FLSA Violations and Fraud
The New York Attorney General brought the criminal charges against Kohkhar and BMY – a misdemeanor charge for failing to pay wages under New York labor law and a felony charge for falsifying business records. Khokhar apparently filed fraudulent state tax returns leaving out cash payments they made for those extra hours worked by employees without payment of overtime. The case has the distinction of being the first criminal case by a state attorney general against a fast-food franchisee for cheating his workers out of wages.
The defendants in the case agreed to plead guilty and pay $230,000 in state restitution, $230,000 in liquidated damages, and a $50,000 penalty. The New York Attorney General also indicated that it anticipated a 60-day jail sentence for Kohkhar.
According to the U.S. Department of Labor (DOL), Khokhar is not the sole Papa John’s franchisee who has violated FLSA. Recently, DOL and the New York Attorney General revealed four settlements with current or former Papa John’s franchisees behind nine New York City locations that totaled almost $500,000.
Criminal Prosecution for Wage Theft
While there are currently no federal criminal penalties for wage theft, many states have imposed criminal penalties, including possible jail time, for violations of federal and state wage laws. According to a report by the National Employment Law Project, thirty states and the District of Columbia have criminal penalties for unpaid wages in their state wage and hour laws. In a few states, a violation of any order of the labor commissioner, including wage orders, is a misdemeanor. Thirty-eight states have added theft of wages or services provisions in their existing criminal codes. The criminal penalties may include fines to be paid into a public fund, restitution to victims of wage theft, and jail sentences.
States are increasingly recognizing the serious nature of wage theft and violations of FLSA and have begun imposing criminal penalties, in addition to pursuing civil remedies, for depriving employees of minimum wage and overtime rights. You should call (855) 754-2795 or complete the Free Unpaid Overtime Case Review form on the top right of this page if you feel that you have a valid wage claim. Our top-rated team of wage lawyers will evaluate your situation to determine your best course of action.
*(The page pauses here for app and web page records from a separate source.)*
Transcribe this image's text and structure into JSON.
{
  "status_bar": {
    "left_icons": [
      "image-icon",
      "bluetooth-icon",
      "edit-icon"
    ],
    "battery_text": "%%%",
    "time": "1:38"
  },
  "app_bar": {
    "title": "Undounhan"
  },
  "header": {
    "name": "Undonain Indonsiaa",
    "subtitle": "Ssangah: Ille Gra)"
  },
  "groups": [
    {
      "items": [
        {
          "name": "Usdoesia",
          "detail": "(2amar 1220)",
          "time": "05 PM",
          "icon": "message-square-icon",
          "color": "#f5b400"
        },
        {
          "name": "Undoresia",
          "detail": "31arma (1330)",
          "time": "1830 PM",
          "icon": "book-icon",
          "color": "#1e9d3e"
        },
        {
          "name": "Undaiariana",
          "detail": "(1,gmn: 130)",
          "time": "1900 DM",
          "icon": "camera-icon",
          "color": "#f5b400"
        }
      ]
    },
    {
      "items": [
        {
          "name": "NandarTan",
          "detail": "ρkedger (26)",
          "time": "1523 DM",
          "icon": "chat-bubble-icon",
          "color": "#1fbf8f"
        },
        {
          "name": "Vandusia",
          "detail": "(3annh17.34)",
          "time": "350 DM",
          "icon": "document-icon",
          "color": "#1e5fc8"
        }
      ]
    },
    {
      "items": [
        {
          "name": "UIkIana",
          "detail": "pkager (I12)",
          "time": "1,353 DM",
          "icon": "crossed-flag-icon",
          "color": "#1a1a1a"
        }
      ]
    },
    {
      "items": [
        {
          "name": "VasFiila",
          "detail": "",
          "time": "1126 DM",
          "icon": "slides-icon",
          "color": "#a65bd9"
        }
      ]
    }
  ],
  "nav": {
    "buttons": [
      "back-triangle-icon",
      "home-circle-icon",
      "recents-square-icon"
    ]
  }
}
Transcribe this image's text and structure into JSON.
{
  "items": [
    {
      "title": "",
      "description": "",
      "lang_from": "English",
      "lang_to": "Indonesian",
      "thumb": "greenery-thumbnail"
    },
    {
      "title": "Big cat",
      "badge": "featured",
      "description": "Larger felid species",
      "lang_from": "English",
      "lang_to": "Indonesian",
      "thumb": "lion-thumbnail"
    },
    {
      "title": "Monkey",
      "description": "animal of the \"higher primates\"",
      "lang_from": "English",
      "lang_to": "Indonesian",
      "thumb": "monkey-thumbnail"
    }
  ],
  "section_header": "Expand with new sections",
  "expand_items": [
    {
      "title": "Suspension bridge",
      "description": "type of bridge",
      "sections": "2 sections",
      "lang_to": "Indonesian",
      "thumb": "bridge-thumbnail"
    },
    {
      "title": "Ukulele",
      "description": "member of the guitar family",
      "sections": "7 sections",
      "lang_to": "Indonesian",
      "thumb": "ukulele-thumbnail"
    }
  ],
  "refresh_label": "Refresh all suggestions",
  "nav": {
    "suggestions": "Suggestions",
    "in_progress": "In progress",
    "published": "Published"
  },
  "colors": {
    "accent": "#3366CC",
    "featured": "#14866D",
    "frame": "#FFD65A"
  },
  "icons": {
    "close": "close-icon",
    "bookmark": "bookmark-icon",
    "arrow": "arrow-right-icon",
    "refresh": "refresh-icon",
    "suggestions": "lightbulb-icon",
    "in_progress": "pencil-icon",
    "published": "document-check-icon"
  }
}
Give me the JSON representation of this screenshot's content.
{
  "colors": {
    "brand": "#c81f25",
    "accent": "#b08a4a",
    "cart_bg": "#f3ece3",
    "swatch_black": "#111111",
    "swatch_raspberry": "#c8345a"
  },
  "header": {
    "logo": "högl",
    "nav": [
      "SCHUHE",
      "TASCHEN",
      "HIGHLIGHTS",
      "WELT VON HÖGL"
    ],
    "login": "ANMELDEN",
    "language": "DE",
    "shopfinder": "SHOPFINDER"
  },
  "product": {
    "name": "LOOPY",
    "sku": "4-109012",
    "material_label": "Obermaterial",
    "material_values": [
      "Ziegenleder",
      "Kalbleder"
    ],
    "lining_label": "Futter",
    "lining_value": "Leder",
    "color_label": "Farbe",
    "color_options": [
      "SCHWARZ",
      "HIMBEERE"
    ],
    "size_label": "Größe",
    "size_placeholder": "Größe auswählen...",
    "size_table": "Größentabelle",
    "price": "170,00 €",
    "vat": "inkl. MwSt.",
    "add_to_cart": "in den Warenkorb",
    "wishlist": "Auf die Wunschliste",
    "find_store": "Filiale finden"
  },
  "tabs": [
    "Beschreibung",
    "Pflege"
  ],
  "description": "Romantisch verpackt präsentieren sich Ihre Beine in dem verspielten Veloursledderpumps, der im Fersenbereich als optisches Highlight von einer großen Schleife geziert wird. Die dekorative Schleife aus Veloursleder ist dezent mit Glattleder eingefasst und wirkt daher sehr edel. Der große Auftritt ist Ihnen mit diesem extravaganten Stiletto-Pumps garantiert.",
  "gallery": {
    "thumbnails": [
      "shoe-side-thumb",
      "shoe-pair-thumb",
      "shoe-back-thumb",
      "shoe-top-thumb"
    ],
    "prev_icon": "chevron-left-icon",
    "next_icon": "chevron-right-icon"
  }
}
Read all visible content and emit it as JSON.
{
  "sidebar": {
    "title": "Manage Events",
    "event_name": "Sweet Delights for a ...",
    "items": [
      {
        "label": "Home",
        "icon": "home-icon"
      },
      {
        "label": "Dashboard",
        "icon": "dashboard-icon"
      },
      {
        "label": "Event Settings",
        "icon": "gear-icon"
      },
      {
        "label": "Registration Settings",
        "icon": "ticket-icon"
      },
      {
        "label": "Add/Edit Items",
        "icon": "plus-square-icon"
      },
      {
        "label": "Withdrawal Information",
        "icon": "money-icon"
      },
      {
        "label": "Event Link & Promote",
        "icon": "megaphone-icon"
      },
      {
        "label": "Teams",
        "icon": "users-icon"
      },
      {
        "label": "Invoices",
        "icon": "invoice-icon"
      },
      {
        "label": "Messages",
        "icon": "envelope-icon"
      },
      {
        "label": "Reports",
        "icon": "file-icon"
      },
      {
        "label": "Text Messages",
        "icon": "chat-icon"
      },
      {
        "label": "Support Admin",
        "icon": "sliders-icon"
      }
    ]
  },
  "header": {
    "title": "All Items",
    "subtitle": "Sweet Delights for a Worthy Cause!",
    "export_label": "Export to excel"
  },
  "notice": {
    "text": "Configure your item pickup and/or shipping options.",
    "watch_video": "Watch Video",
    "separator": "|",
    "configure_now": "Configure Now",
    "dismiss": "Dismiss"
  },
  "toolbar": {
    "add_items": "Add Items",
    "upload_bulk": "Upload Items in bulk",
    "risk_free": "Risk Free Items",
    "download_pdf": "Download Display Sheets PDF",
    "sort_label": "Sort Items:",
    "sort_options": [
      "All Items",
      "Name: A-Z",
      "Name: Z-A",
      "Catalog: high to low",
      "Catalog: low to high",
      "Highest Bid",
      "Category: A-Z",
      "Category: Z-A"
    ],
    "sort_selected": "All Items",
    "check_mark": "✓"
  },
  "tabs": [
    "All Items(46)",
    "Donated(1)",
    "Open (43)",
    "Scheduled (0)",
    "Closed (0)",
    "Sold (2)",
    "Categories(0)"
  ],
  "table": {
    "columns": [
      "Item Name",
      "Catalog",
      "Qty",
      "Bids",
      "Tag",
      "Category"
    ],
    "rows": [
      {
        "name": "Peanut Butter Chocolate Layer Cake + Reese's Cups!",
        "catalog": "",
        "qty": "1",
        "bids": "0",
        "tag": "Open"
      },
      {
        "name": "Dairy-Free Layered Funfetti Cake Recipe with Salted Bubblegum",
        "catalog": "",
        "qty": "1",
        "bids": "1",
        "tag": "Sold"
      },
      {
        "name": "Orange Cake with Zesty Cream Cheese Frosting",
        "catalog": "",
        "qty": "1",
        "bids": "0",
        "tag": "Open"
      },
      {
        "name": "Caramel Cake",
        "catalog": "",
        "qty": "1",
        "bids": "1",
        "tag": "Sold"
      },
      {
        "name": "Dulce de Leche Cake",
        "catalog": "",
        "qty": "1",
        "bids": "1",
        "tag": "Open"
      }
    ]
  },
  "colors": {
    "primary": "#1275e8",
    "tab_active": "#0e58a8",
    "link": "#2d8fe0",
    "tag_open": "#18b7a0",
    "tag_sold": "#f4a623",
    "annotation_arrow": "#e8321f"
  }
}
We will also determine if it is in your best interest to file a lawsuit against your employer. There are strict time limitations for filing, so it is important that you call our experienced attorneys today.